You might think that the bosses have a lot of weight behind them these days, but in the late ’70s the real boss was the real establishment: the government. Nationalisation (in 1975) ensured that any futures disputes could be framed by politicians and the papers as not just bad for business, but bad for Britain.
The creatives back then were more Austin 7s and ermine robes than flannel shirts and fixies. Leonard Lord, the designer of the Mini, which was Longbridge’s main output, became Baron Lambury of Northfield. Although it can’t have been much fun in the House of Lords being Baron of Northfield, imagine having to explain that, yes, there is game and shooting on your estate, but not a huge amount of grouse.
When Derek Robinson, by then trade union convener, took on the management he was taking on both the Commons and the Lords. But he was used to large odds, having stood as a Communist candidate in four consecutive general elections in Northfield between 1966 and 1974 (he lost his deposit on each occasion).

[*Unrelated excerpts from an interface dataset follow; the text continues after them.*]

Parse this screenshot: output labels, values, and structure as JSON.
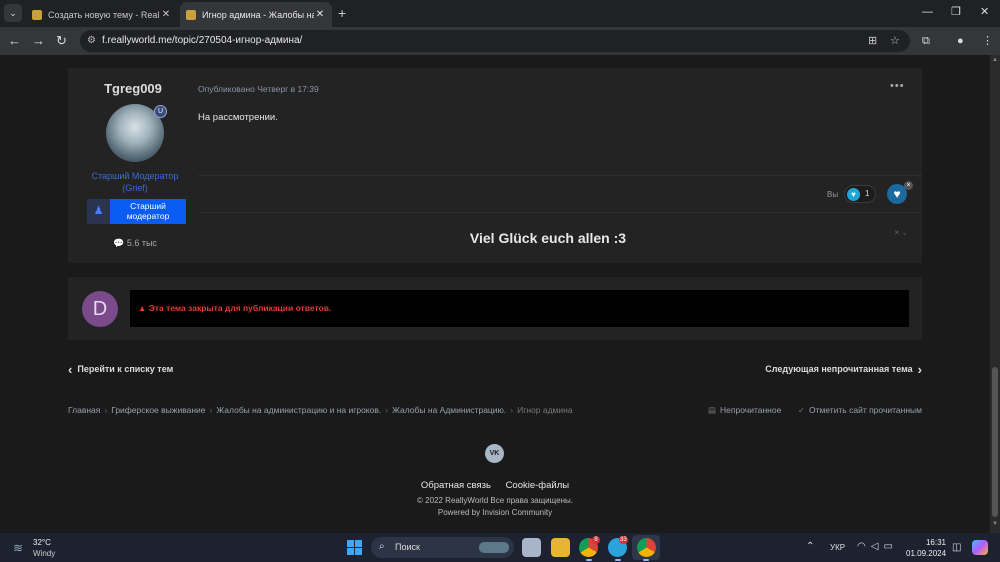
{
  "browser": {
    "tabs": [
      {
        "title": "Создать новую тему - ReallyW",
        "close": "✕",
        "active": false
      },
      {
        "title": "Игнор админа - Жалобы на Ад",
        "close": "✕",
        "active": true
      }
    ],
    "new_tab": "+",
    "url": "f.reallyworld.me/topic/270504-игнор-админа/",
    "window_controls": {
      "minimize": "—",
      "maximize": "❐",
      "close": "✕"
    }
  },
  "post": {
    "author": "Tgreg009",
    "author_badge": "U",
    "author_role": "Старший Модератор (Grief)",
    "group_label": "Старший модератор",
    "reputation": "5.6 тыс",
    "meta": "Опубликовано Четверг в 17:39",
    "menu": "•••",
    "body": "На рассмотрении.",
    "reactions": {
      "you_label": "Вы",
      "count": "1"
    },
    "signature": "Viel Glück euch allen :3"
  },
  "locked": {
    "avatar_letter": "D",
    "message": "Эта тема закрыта для публикации ответов."
  },
  "pagination": {
    "prev": "Перейти к списку тем",
    "next": "Следующая непрочитанная тема"
  },
  "breadcrumb": {
    "items": [
      "Главная",
      "Гриферское выживание",
      "Жалобы на администрацию и на игроков.",
      "Жалобы на Администрацию."
    ],
    "current": "Игнор админа",
    "unread": "Непрочитанное",
    "mark_read": "Отметить сайт прочитанным"
  },
  "footer": {
    "vk": "VK",
    "links": [
      "Обратная связь",
      "Cookie-файлы"
    ],
    "copyright": "© 2022 ReallyWorld Все права защищены.",
    "powered": "Powered by Invision Community"
  },
  "taskbar": {
    "weather_temp": "32°C",
    "weather_desc": "Windy",
    "search_placeholder": "Поиск",
    "chrome_badge": "8",
    "telegram_badge": "33",
    "language": "УКР",
    "time": "16:31",
    "date": "01.09.2024"
  },
  "colors": {
    "role_blue": "#3d6bd6",
    "group_blue": "#0a5cf5",
    "locked_red": "#e53935",
    "page_bg": "#1a1a1a",
    "card_bg": "#232323"
  }
}
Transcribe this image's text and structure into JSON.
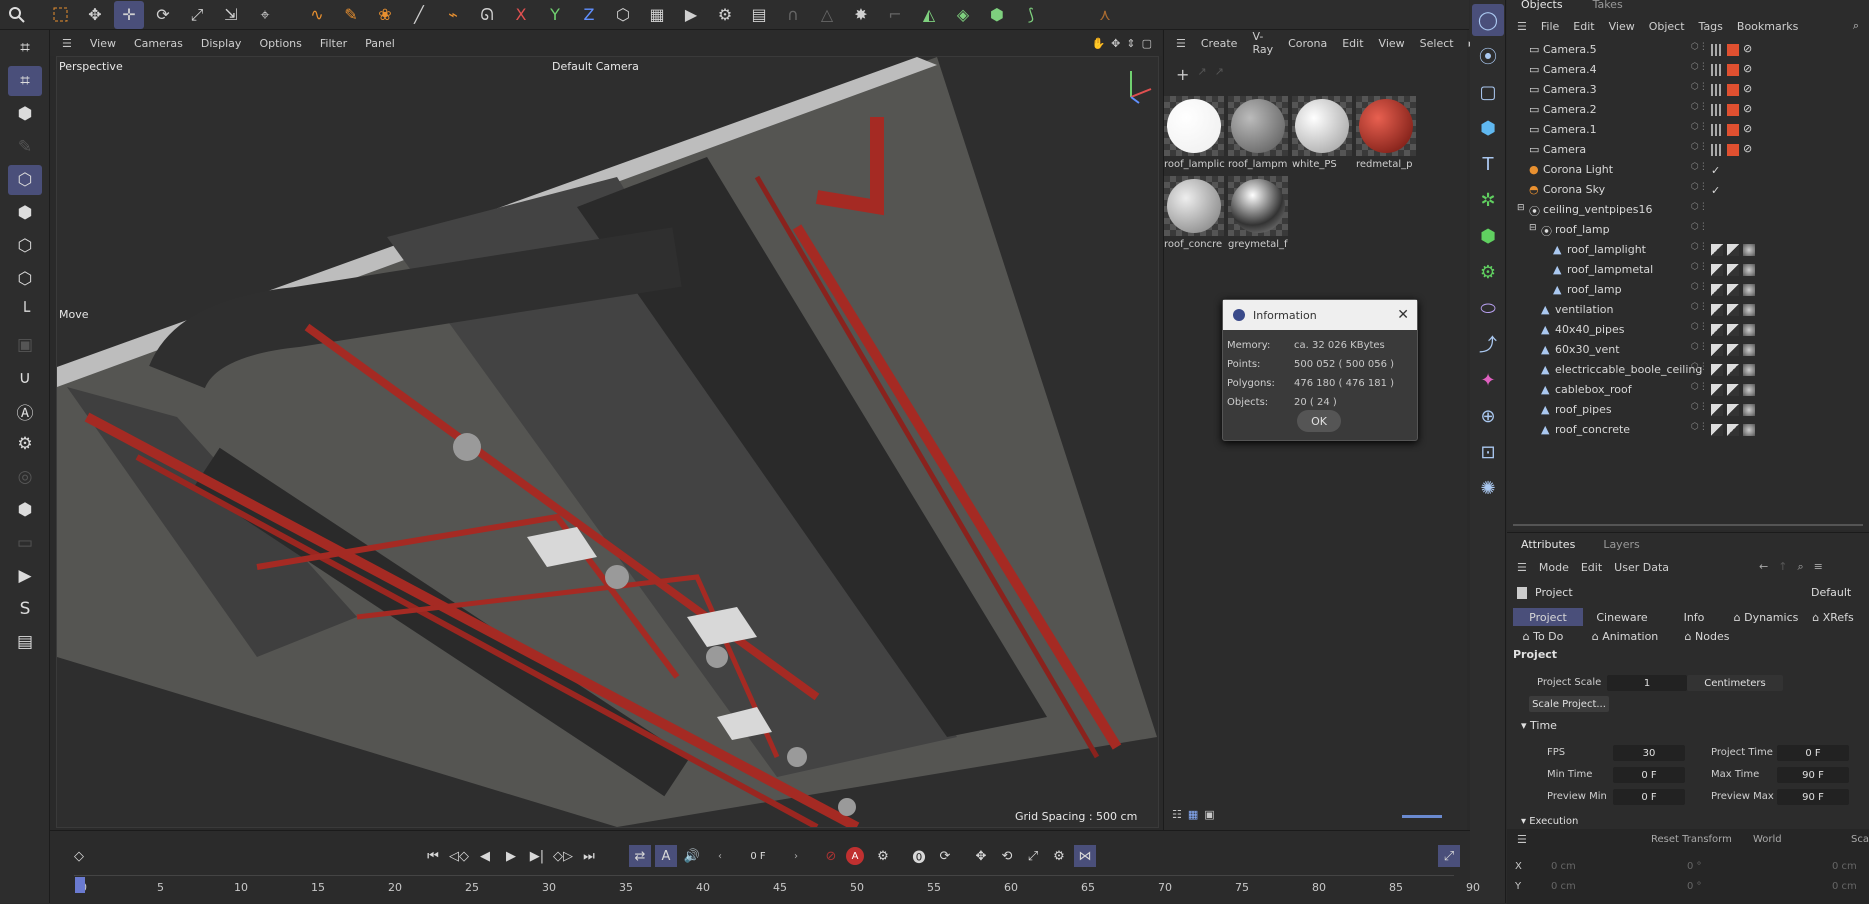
{
  "viewport": {
    "menu": [
      "View",
      "Cameras",
      "Display",
      "Options",
      "Filter",
      "Panel"
    ],
    "name": "Perspective",
    "camera": "Default Camera",
    "tool_label": "Move",
    "grid_spacing": "Grid Spacing : 500 cm"
  },
  "materials": {
    "menu": [
      "Create",
      "V-Ray",
      "Corona",
      "Edit",
      "View",
      "Select"
    ],
    "items": [
      {
        "label": "roof_lamplic",
        "color": "#ffffff"
      },
      {
        "label": "roof_lampm",
        "color": "#8a8a8a"
      },
      {
        "label": "white_PS",
        "color": "#e8e8e8"
      },
      {
        "label": "redmetal_p",
        "color": "#a8281e"
      },
      {
        "label": "roof_concre",
        "color": "#d0d0d0"
      },
      {
        "label": "greymetal_f",
        "color": "#7a7a7a"
      }
    ]
  },
  "dialog": {
    "title": "Information",
    "rows": [
      {
        "k": "Memory:",
        "v": "ca. 32 026 KBytes"
      },
      {
        "k": "Points:",
        "v": "500 052 ( 500 056 )"
      },
      {
        "k": "Polygons:",
        "v": "476 180 ( 476 181 )"
      },
      {
        "k": "Objects:",
        "v": "20 ( 24 )"
      }
    ],
    "ok": "OK"
  },
  "objects": {
    "tabs": [
      "Objects",
      "Takes"
    ],
    "menu": [
      "File",
      "Edit",
      "View",
      "Object",
      "Tags",
      "Bookmarks"
    ],
    "rows": [
      {
        "name": "Camera.5",
        "indent": 0,
        "type": "camera"
      },
      {
        "name": "Camera.4",
        "indent": 0,
        "type": "camera"
      },
      {
        "name": "Camera.3",
        "indent": 0,
        "type": "camera"
      },
      {
        "name": "Camera.2",
        "indent": 0,
        "type": "camera"
      },
      {
        "name": "Camera.1",
        "indent": 0,
        "type": "camera"
      },
      {
        "name": "Camera",
        "indent": 0,
        "type": "camera"
      },
      {
        "name": "Corona Light",
        "indent": 0,
        "type": "light"
      },
      {
        "name": "Corona Sky",
        "indent": 0,
        "type": "sky"
      },
      {
        "name": "ceiling_ventpipes16",
        "indent": 0,
        "type": "null"
      },
      {
        "name": "roof_lamp",
        "indent": 1,
        "type": "null"
      },
      {
        "name": "roof_lamplight",
        "indent": 2,
        "type": "poly"
      },
      {
        "name": "roof_lampmetal",
        "indent": 2,
        "type": "poly"
      },
      {
        "name": "roof_lamp",
        "indent": 2,
        "type": "poly"
      },
      {
        "name": "ventilation",
        "indent": 1,
        "type": "poly"
      },
      {
        "name": "40x40_pipes",
        "indent": 1,
        "type": "poly"
      },
      {
        "name": "60x30_vent",
        "indent": 1,
        "type": "poly"
      },
      {
        "name": "electriccable_boole_ceiling",
        "indent": 1,
        "type": "poly"
      },
      {
        "name": "cablebox_roof",
        "indent": 1,
        "type": "poly"
      },
      {
        "name": "roof_pipes",
        "indent": 1,
        "type": "poly"
      },
      {
        "name": "roof_concrete",
        "indent": 1,
        "type": "poly"
      }
    ]
  },
  "attributes": {
    "tabs": [
      "Attributes",
      "Layers"
    ],
    "menu": [
      "Mode",
      "Edit",
      "User Data"
    ],
    "object": "Project",
    "preset": "Default",
    "subtabs1": [
      "Project",
      "Cineware",
      "Info",
      "Dynamics",
      "XRefs"
    ],
    "subtabs2": [
      "To Do",
      "Animation",
      "Nodes"
    ],
    "section": "Project",
    "project_scale_label": "Project Scale",
    "project_scale_value": "1",
    "unit": "Centimeters",
    "scale_btn": "Scale Project...",
    "time_section": "Time",
    "fps_label": "FPS",
    "fps": "30",
    "ptime_label": "Project Time",
    "ptime": "0 F",
    "mintime_label": "Min Time",
    "mintime": "0 F",
    "maxtime_label": "Max Time",
    "maxtime": "90 F",
    "pmin_label": "Preview Min",
    "pmin": "0 F",
    "pmax_label": "Preview Max",
    "pmax": "90 F",
    "exec_section": "Execution",
    "reset": "Reset Transform",
    "world": "World",
    "sca": "Sca",
    "x": "X",
    "y": "Y",
    "xv": "0 cm",
    "xa": "0 °",
    "xs": "0 cm",
    "yv": "0 cm",
    "ya": "0 °",
    "ys": "0 cm"
  },
  "timeline": {
    "frame": "0 F",
    "ticks": [
      "0",
      "5",
      "10",
      "15",
      "20",
      "25",
      "30",
      "35",
      "40",
      "45",
      "50",
      "55",
      "60",
      "65",
      "70",
      "75",
      "80",
      "85",
      "90"
    ]
  }
}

Whilst it’s true that the company lost a lot of cars and money through strike action, what ended up being the real problem was the effect that the strikes — mediated through the news establishment — had on the public’s perception of the company and the cars it made. British Leyland began to symbolise all that was supposedly wrong with Britain, what we were told the rest of the world was calling the ‘English Disease’ – which would seem a bit rich, especially from the French.

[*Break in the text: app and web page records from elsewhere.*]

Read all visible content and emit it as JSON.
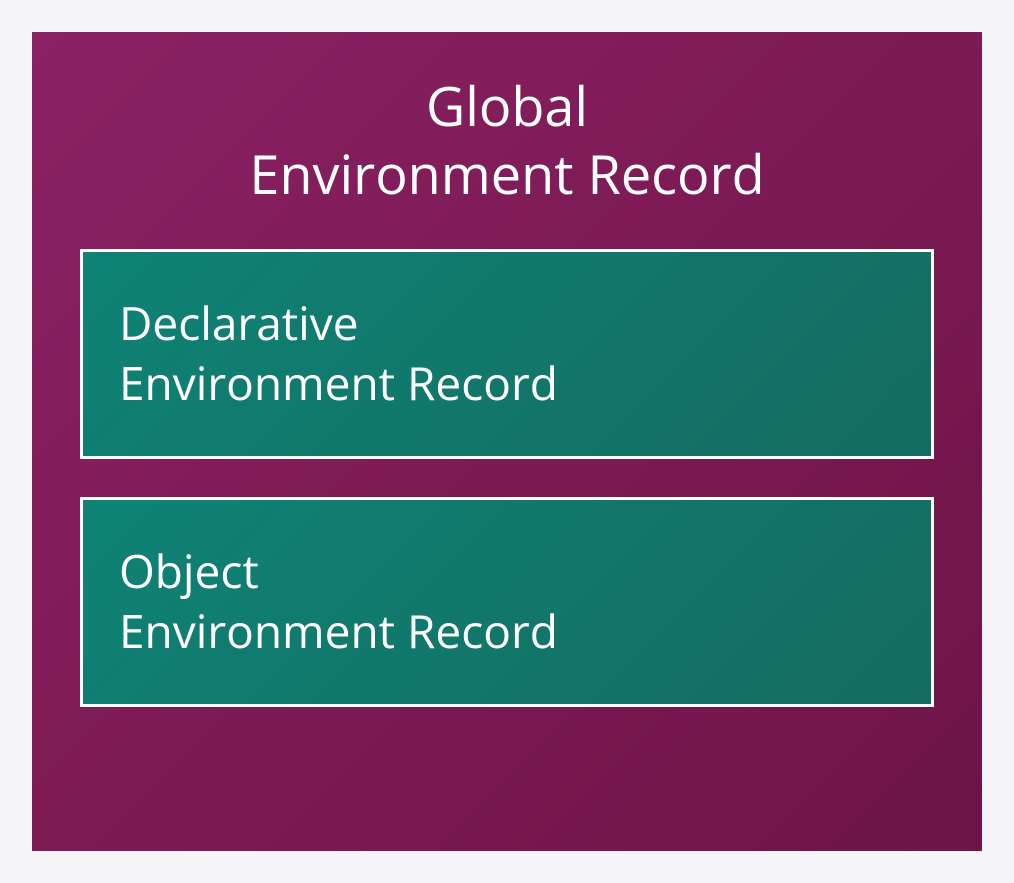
{
  "diagram": {
    "title_line1": "Global",
    "title_line2": "Environment Record",
    "boxes": [
      {
        "line1": "Declarative",
        "line2": "Environment Record"
      },
      {
        "line1": "Object",
        "line2": "Environment Record"
      }
    ],
    "colors": {
      "background": "#f5f5f7",
      "outer_gradient_start": "#8a2163",
      "outer_gradient_end": "#6e1447",
      "inner_gradient_start": "#0e8376",
      "inner_gradient_end": "#156b5f",
      "border": "#ffffff",
      "text": "#ffffff"
    }
  }
}
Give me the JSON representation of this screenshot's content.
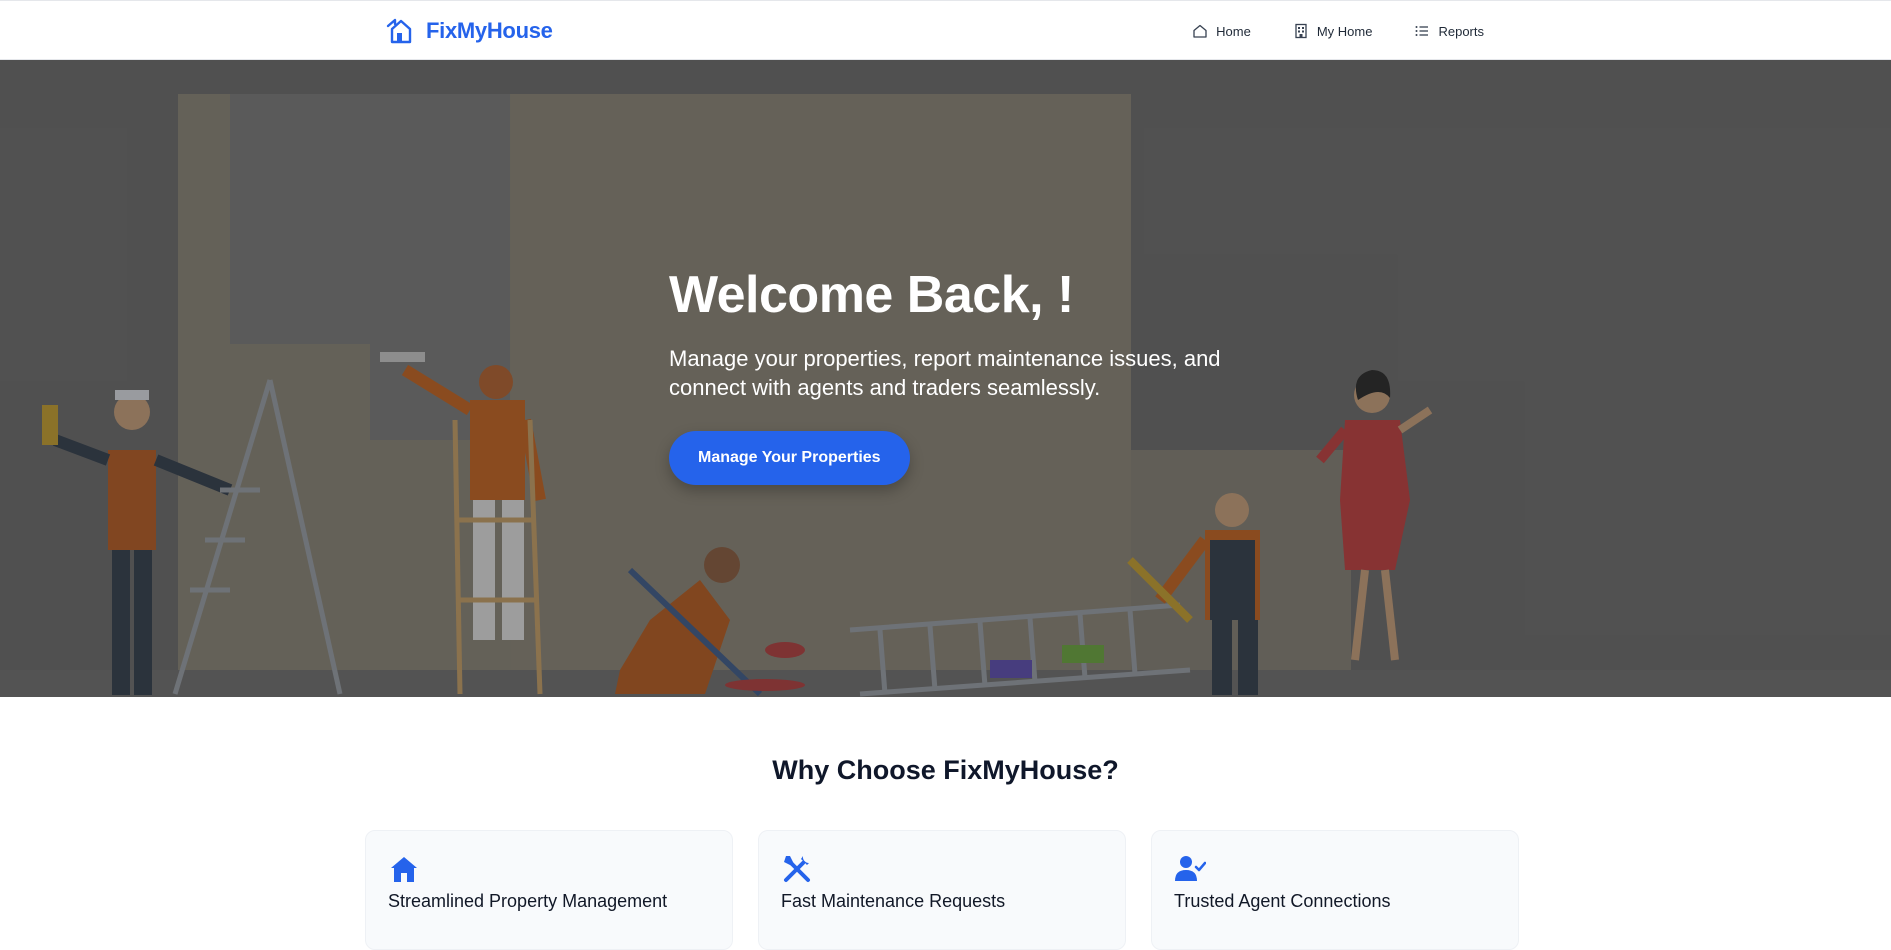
{
  "brand": {
    "name": "FixMyHouse",
    "icon": "house-arrow-icon",
    "color": "#2563eb"
  },
  "nav": {
    "items": [
      {
        "label": "Home",
        "icon": "home-icon"
      },
      {
        "label": "My Home",
        "icon": "building-icon"
      },
      {
        "label": "Reports",
        "icon": "list-icon"
      }
    ]
  },
  "hero": {
    "title": "Welcome Back, !",
    "subtitle": "Manage your properties, report maintenance issues, and connect with agents and traders seamlessly.",
    "cta_label": "Manage Your Properties"
  },
  "why": {
    "title": "Why Choose FixMyHouse?",
    "features": [
      {
        "title": "Streamlined Property Management",
        "icon": "house-icon"
      },
      {
        "title": "Fast Maintenance Requests",
        "icon": "tools-icon"
      },
      {
        "title": "Trusted Agent Connections",
        "icon": "user-check-icon"
      }
    ]
  },
  "colors": {
    "accent": "#2563eb",
    "heading": "#0f172a",
    "card_bg": "#f8fafc"
  }
}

The narrative became that, alongside the strikes there was a marked decline in build quality, for which the unions and the workers were blamed. Brummie craftsmanship was now being called into question, with ‘a Brummagem screwdriver’ becoming a poor comedian’s unwitty euphemism for a hammer.
The story goes that he was getting in the way of the company’s preparations to bring the new Austin Metro into production, probably the only thing on which he would ever see eye-to-eye with Jeremy Clarkson. Longbridge was being redeveloped and heavily automated, there would be job losses and Derek wouldn’t stand for that.

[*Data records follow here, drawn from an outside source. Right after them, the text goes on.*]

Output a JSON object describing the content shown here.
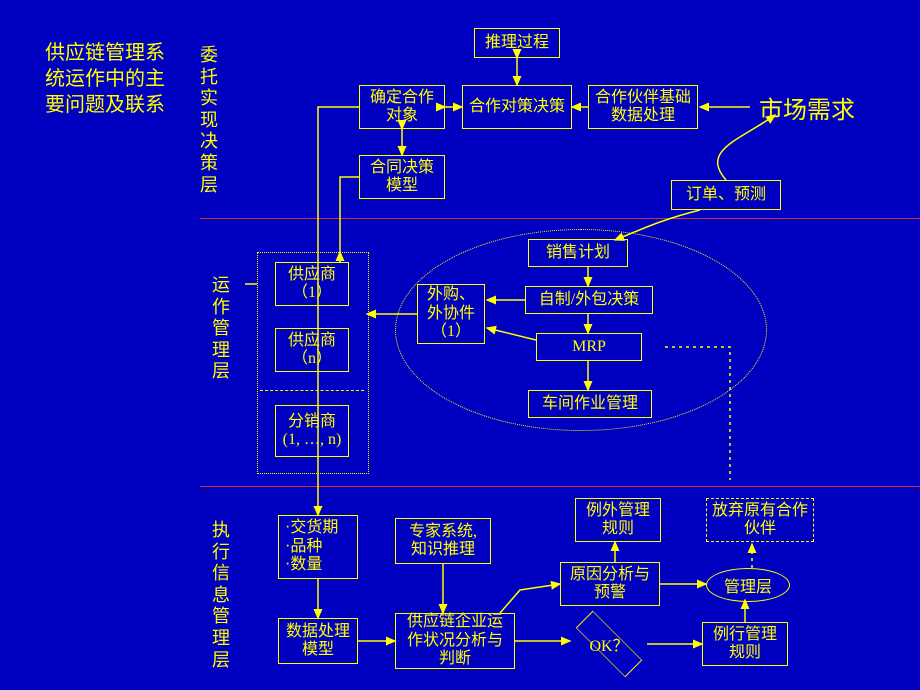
{
  "title": "供应链管理系统运作中的主要问题及联系",
  "market_demand": "市场需求",
  "layers": {
    "entrust_decision": "委托实现决策层",
    "operation_mgmt": "运作管理层",
    "exec_info_mgmt": "执行信息管理层"
  },
  "top": {
    "inference_process": "推理过程",
    "determine_partner": "确定合作对象",
    "coop_strategy_decision": "合作对策决策",
    "partner_base_data": "合作伙伴基础数据处理",
    "contract_decision_model": "合同决策模型",
    "order_forecast": "订单、预测"
  },
  "mid": {
    "supplier1": "供应商（1）",
    "suppliern": "供应商（n）",
    "distributor": "分销商\n(1, …, n)",
    "sales_plan": "销售计划",
    "make_outsource": "自制/外包决策",
    "purchase_parts": "外购、外协件（1）",
    "mrp": "MRP",
    "shopfloor": "车间作业管理"
  },
  "bottom": {
    "delivery_items": "·交货期\n·品种\n·数量",
    "expert_system": "专家系统,\n知识推理",
    "data_model": "数据处理模型",
    "scm_analysis": "供应链企业运作状况分析与判断",
    "exception_rule": "例外管理规则",
    "cause_warning": "原因分析与预警",
    "ok": "OK？",
    "management": "管理层",
    "routine_rule": "例行管理规则",
    "abandon_partner": "放弃原有合作伙伴"
  }
}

MD Sir Michael Edwardes admitted, “The answer is ‘Yes’, from a strategic point of view we knew that we couldn’t have the Metro and him.” Robinson was eventually sacked by British Leyland in 1979.
Taking on the management took guts, but Robbo had to contend with Spooks too. At the time of his dismissal one of his union officials was rumoured to be in the pay of M15. You may think this sounds plausible, we couldn’t possibly comment.
Derek Robinson has been credited with causing 523 walk-outs at Longbridge between 1978 and 1979, costing an estimated £200m in lost production. So next time the media talk about productivity losses caused by an early football kick off or some inclement weather, pay tribute to Red Robbo: a great British worker, strong enough to take on the establishment, and a Brummie to boot.